[[ Excerpted data, beginning ]]
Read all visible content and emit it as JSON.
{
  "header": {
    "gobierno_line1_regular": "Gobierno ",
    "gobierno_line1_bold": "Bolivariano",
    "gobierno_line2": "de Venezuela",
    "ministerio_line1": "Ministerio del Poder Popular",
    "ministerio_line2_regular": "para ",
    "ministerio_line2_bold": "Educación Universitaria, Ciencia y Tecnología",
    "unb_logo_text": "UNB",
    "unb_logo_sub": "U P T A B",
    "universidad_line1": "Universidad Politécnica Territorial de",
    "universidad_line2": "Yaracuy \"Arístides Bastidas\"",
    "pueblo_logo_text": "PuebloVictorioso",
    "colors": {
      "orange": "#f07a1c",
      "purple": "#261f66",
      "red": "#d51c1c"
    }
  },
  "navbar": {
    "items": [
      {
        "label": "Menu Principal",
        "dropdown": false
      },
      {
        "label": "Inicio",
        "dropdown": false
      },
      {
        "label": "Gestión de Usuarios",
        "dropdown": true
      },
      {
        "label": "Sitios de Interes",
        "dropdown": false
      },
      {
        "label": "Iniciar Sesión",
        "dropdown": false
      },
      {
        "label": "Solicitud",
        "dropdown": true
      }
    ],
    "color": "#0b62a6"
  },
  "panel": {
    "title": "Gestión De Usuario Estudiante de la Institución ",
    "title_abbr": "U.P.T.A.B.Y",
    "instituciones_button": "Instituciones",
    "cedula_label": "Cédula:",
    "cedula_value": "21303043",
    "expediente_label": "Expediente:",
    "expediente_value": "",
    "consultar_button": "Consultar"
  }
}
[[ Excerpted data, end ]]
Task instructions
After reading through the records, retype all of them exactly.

Solution below
Read all visible content and emit it as JSON.
{
  "header": {
    "gobierno_line1_regular": "Gobierno ",
    "gobierno_line1_bold": "Bolivariano",
    "gobierno_line2": "de Venezuela",
    "ministerio_line1": "Ministerio del Poder Popular",
    "ministerio_line2_regular": "para ",
    "ministerio_line2_bold": "Educación Universitaria, Ciencia y Tecnología",
    "unb_logo_text": "UNB",
    "unb_logo_sub": "U P T A B",
    "universidad_line1": "Universidad Politécnica Territorial de",
    "universidad_line2": "Yaracuy \"Arístides Bastidas\"",
    "pueblo_logo_text": "PuebloVictorioso",
    "colors": {
      "orange": "#f07a1c",
      "purple": "#261f66",
      "red": "#d51c1c"
    }
  },
  "navbar": {
    "items": [
      {
        "label": "Menu Principal",
        "dropdown": false
      },
      {
        "label": "Inicio",
        "dropdown": false
      },
      {
        "label": "Gestión de Usuarios",
        "dropdown": true
      },
      {
        "label": "Sitios de Interes",
        "dropdown": false
      },
      {
        "label": "Iniciar Sesión",
        "dropdown": false
      },
      {
        "label": "Solicitud",
        "dropdown": true
      }
    ],
    "color": "#0b62a6"
  },
  "panel": {
    "title": "Gestión De Usuario Estudiante de la Institución ",
    "title_abbr": "U.P.T.A.B.Y",
    "instituciones_button": "Instituciones",
    "cedula_label": "Cédula:",
    "cedula_value": "21303043",
    "expediente_label": "Expediente:",
    "expediente_value": "",
    "consultar_button": "Consultar"
  }
}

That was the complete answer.